Exercise: Search the entries below for the string "true" and copy the lines that hold it.

________

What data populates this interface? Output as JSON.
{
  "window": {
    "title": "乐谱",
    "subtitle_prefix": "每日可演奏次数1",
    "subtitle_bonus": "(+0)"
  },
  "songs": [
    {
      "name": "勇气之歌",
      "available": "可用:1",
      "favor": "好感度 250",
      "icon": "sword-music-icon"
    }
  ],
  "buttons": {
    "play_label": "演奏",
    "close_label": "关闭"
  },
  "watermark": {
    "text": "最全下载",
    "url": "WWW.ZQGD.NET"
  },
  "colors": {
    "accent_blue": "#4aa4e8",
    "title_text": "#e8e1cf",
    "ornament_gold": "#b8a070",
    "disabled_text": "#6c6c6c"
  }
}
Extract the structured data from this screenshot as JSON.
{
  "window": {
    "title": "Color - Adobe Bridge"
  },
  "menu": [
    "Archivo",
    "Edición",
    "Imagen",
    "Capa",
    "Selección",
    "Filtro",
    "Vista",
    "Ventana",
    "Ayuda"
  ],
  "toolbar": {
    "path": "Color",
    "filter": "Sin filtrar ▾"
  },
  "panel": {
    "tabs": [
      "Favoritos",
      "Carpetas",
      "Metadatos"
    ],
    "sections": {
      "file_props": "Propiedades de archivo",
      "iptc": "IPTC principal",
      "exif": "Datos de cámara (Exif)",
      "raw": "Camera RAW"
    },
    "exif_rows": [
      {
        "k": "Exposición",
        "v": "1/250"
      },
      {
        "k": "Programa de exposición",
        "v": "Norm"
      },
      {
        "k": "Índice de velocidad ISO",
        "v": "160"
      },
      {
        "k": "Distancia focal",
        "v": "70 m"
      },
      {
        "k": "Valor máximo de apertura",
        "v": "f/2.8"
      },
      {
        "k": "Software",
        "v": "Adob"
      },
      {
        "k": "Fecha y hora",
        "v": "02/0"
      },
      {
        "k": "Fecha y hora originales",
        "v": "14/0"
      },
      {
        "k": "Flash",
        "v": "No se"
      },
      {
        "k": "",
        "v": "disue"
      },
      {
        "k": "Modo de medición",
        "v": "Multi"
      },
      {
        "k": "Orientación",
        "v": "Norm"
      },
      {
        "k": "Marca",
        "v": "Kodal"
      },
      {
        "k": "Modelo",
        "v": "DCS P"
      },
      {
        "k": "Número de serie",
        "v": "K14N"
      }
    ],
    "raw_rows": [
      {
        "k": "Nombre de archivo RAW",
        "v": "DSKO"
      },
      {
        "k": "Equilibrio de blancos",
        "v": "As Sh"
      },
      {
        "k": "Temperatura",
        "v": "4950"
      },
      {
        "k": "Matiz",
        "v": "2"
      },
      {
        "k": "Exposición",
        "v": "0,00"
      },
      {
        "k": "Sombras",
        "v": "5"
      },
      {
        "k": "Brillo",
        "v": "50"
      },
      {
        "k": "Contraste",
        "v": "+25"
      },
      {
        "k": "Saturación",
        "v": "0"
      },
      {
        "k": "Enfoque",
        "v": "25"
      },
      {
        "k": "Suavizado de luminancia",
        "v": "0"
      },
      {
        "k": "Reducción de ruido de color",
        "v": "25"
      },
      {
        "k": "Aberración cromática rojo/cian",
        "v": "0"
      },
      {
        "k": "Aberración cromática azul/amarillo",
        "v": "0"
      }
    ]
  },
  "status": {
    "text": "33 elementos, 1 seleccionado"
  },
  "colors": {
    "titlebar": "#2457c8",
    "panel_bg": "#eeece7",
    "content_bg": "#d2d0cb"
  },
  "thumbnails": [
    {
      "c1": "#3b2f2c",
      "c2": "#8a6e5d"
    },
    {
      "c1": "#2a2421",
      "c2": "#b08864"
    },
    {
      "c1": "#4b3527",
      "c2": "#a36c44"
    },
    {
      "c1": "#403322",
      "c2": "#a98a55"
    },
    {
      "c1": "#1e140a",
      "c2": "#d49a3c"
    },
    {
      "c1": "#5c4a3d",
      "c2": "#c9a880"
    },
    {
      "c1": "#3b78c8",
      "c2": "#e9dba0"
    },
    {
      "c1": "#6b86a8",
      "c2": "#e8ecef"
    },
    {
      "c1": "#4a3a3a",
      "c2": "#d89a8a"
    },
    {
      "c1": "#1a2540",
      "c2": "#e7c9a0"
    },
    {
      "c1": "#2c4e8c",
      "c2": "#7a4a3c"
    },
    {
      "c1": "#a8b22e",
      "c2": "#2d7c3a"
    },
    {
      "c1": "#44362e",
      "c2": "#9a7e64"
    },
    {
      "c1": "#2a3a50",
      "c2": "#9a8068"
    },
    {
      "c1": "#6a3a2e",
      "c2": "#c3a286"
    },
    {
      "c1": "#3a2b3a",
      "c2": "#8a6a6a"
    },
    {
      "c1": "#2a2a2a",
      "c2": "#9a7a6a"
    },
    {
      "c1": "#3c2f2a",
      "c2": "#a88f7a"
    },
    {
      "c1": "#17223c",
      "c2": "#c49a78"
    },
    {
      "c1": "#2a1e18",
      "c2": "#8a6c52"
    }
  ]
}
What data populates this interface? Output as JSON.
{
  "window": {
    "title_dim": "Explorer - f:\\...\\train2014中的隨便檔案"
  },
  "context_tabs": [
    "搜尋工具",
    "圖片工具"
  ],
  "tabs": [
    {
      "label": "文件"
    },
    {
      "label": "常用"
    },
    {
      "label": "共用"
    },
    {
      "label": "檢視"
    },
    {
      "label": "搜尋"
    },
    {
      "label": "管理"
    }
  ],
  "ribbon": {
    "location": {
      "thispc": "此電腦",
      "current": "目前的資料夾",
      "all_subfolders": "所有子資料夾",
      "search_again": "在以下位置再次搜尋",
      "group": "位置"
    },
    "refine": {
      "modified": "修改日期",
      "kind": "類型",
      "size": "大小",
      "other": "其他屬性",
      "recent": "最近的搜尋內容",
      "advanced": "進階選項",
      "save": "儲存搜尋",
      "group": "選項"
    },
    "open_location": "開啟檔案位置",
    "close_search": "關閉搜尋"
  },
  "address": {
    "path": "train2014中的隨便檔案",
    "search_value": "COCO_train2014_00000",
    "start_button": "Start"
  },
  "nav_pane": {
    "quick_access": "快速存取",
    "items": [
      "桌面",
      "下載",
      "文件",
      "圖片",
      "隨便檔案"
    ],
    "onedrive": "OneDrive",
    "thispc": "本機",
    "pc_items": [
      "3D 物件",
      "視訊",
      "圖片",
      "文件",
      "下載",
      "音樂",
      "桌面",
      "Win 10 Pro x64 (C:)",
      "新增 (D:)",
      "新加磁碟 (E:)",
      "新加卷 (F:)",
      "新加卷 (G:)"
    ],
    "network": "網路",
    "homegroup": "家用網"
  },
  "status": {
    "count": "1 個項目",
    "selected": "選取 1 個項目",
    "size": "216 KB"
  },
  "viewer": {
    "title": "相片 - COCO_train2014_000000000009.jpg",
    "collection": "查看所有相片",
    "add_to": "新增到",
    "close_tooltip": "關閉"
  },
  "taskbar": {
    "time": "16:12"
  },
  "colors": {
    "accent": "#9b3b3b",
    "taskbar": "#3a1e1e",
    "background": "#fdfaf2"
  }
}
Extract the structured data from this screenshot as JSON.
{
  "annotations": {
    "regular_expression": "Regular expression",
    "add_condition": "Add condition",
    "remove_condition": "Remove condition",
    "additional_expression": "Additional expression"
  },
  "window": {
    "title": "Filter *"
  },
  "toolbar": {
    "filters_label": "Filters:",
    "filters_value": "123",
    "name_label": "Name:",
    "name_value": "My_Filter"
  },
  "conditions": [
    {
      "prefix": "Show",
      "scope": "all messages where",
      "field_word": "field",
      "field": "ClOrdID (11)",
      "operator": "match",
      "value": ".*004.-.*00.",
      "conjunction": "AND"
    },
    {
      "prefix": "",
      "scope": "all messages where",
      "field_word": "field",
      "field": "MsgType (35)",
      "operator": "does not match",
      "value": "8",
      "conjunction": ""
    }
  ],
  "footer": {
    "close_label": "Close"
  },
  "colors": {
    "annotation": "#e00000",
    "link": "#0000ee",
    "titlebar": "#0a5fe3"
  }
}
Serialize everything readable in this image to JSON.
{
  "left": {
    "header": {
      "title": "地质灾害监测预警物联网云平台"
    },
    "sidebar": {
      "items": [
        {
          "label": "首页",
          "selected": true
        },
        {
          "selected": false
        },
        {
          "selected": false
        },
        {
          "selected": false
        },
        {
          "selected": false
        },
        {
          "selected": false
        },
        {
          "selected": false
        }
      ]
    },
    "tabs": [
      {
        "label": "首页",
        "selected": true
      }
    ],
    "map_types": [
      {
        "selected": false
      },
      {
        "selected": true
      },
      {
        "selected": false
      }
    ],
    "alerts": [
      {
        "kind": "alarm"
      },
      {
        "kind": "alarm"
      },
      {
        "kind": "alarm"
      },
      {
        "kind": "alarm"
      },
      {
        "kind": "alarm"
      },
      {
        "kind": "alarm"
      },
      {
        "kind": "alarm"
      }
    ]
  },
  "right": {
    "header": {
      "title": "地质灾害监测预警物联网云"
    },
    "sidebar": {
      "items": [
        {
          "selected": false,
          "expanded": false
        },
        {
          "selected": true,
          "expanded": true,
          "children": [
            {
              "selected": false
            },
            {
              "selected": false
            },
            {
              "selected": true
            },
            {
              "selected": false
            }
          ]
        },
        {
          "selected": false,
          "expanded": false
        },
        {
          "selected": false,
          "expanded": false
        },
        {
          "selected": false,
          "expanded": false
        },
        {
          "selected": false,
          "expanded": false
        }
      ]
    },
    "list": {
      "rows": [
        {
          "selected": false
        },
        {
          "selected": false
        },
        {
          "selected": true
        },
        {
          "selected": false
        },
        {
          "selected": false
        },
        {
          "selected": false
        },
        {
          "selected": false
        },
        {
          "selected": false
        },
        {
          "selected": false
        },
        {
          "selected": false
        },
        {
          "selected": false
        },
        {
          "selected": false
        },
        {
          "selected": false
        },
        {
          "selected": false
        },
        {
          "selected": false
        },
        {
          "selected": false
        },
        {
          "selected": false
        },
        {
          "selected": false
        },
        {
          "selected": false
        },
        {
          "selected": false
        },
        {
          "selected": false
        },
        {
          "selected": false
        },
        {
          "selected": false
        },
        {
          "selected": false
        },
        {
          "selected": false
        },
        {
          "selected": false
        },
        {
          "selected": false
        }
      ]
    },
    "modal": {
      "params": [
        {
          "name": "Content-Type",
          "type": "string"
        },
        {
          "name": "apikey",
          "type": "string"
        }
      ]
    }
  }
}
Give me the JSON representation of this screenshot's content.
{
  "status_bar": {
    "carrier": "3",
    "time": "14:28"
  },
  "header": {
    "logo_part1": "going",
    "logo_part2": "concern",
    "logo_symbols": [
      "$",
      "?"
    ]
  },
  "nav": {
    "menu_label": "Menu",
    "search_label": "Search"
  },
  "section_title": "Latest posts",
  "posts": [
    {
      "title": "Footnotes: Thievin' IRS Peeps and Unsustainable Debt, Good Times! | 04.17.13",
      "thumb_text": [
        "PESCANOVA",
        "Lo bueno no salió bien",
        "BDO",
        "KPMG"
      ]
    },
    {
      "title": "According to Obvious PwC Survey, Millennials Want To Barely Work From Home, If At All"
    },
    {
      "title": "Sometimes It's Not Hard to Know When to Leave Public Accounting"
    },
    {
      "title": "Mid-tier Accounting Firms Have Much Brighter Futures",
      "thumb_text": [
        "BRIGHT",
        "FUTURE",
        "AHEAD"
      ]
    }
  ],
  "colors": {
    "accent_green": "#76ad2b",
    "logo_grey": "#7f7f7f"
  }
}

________

Written answer:
          "selected": true
        "selected": true
        "selected": true
          "selected": true,
          "expanded": true,
              "selected": true
          "selected": true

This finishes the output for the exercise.